Prove your humanity


If you were sexually harassed or assaulted whilst on campus, would you know how or where to report it?

Horribly, the grim reality is that this is a question that approximately 1 in 10 Curtin students surveyed in 2021’s National Student Safety Survey have been presented with. This number is just slightly below the national average. Even more troubling—Curtin’s results show that around half of the 1,138 students surveyed did not know how to report the incident or access appropriate support. In fact, only 10.6% of Curtin students who were assaulted or harassed sought assistance, meaning the vast majority of the sexual misconduct on campus went unreported and unaddressed.

It is worth noting that the survey classes harassment and assault as two unique experiences, and as such much of the data is split between both offences.

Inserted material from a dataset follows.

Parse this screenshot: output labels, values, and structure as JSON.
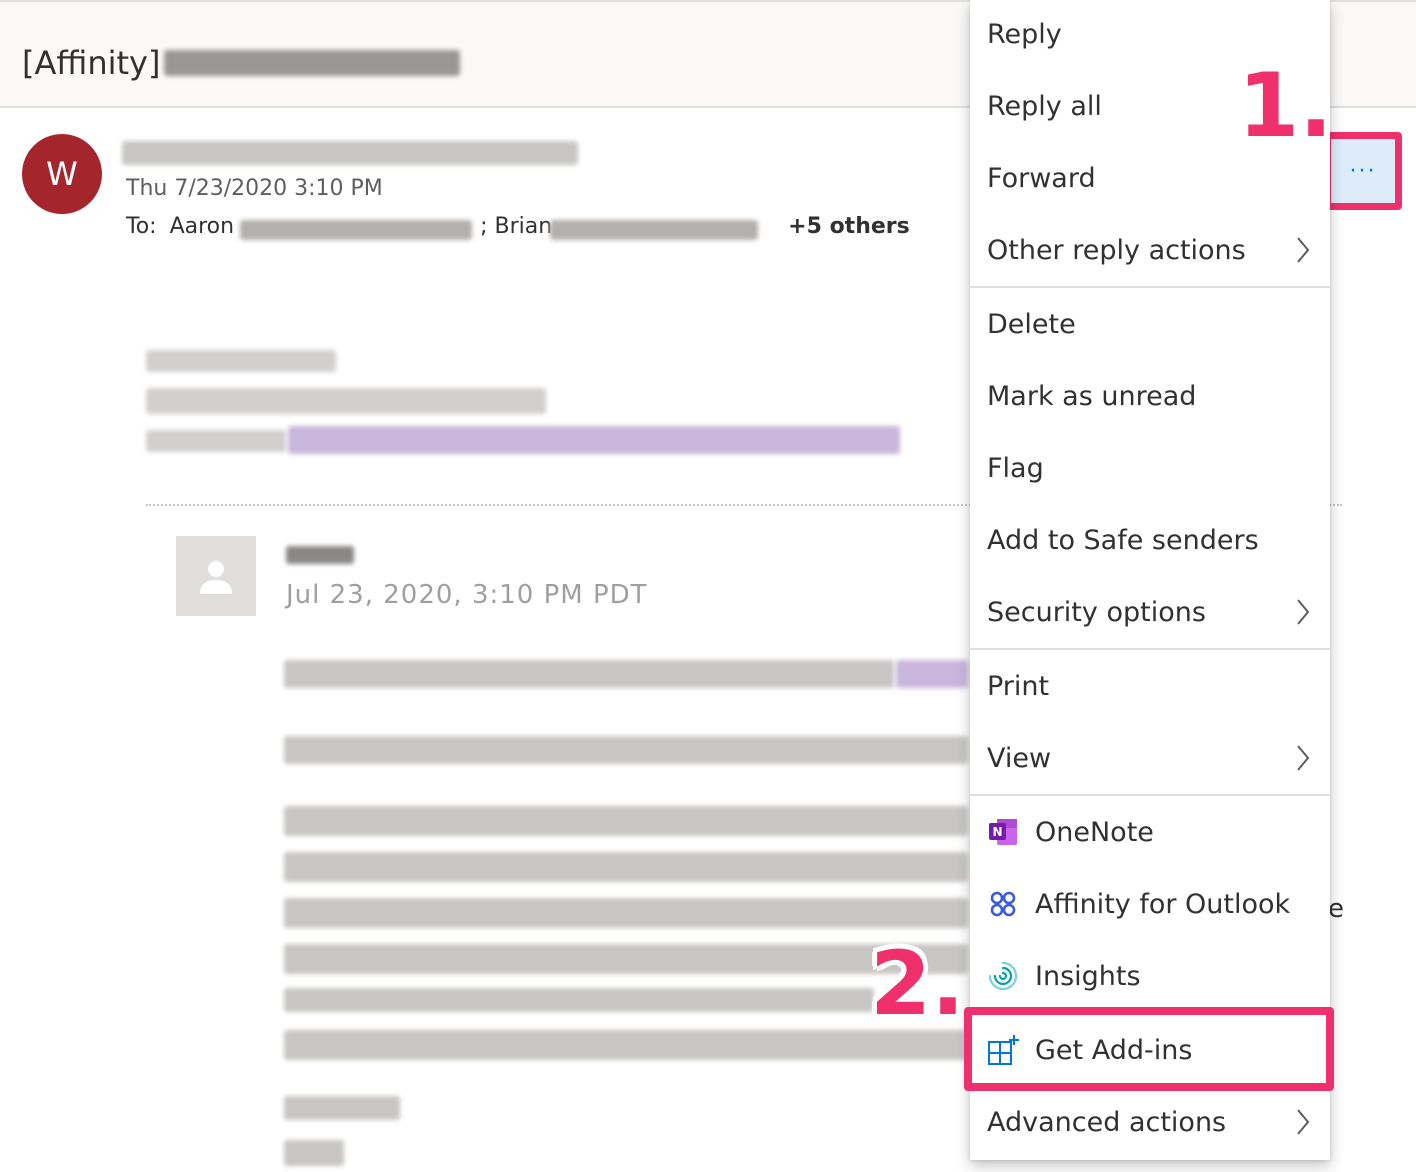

Although all gender identities were victims, most students who responded that they had been harassed were those who were not cisgender, with over 1 in 5 of those surveyed reporting harassment. Next were women, where 12.1% faced harassment in their last year at Curtin. Men were also the victims of harassment, with 4.7% surveyed saying they had been sexually harassed in the last 12 months. The only Curtin-specific data on assault was for women, of which 1.8% experienced assault on campus within the last 12 months.

At 46.7%, just under half of the sexual harassment occurred in general campus areas, followed by 16.2% in university libraries, and 16.1% in class environments—like lecture theatres and computer labs. Of those who suffered unwanted sexual attention, 43% knew the perpetrator, but there was no data released on how many—if any—of these assaults led to a formal complaint with the university.

Now that it’s been over a year since these results have been released, what is Curtin doing to address the NSSS’s findings, reduce the frequency of harassment, and increase access to support for victims?

Respect. Now. Always. is a Curtin committee who meets monthly and discusses student issues, including topics like harassment and assault. Currently, they are working on a response to the NSSS with an action plan for 2022 with changes that can be made to the university. Respect. Now. Always. intends for the university to improve staff training on responding to sexual crime, and to rework Respectful Relationships. These changes have not yet been made, but it is the intention that the action plan created by Respect. Now. Always. be implemented across this year.

According to Curtin, some additional modules have been added to Respectful Relationships already to cover the topics of consent, relationships, support services, and how bystanders can intervene in sexual crimes. They also have systems in place to allow students impacted by sexual assault or harassment to defer exams and get extensions on assignments confidentially. Similarly, the university’s staff have been trained with the University Australia training model to ensure that they appropriately respond to support students who report instances of harassment and assault to them. Student representatives have also undergone training, so they are prepared to respond in the most effective ways if a case is disclosed to them. The university has also made an effort to make all students more aware of how to access assistance should they need it, by producing websites, guides, presentations, and orientation activities on the support offered.

Curtin has a Safer Community Team that can be reached 24/7 by anyone who wishes to report an instance of assault, harassment, or wrongdoing. Even if the occurrence was not recent, or not on campus, the team is prepared to best address the situation. The team will assist the reporter in locating the best immediate and ongoing support, and if desired, assistance in formally reporting the crime. The university also has a range of free support services including counselling, psychological, and health services.

In her response to the results of the NSSS, Vice-Chancellor Professor Harlene Hayne said, “I empathise deeply with anyone who has experienced sexual assault or sexual harassment. I also understand that recalling these experiences through completing the survey may have been very difficult. I would like to thank those who shared their stories for their bravery, and I assure them the results will enable Curtin, and all universities, to make campuses safer for everyone.”

If this article has raised concerns about you or someone you know, please contact the Safer Community Team: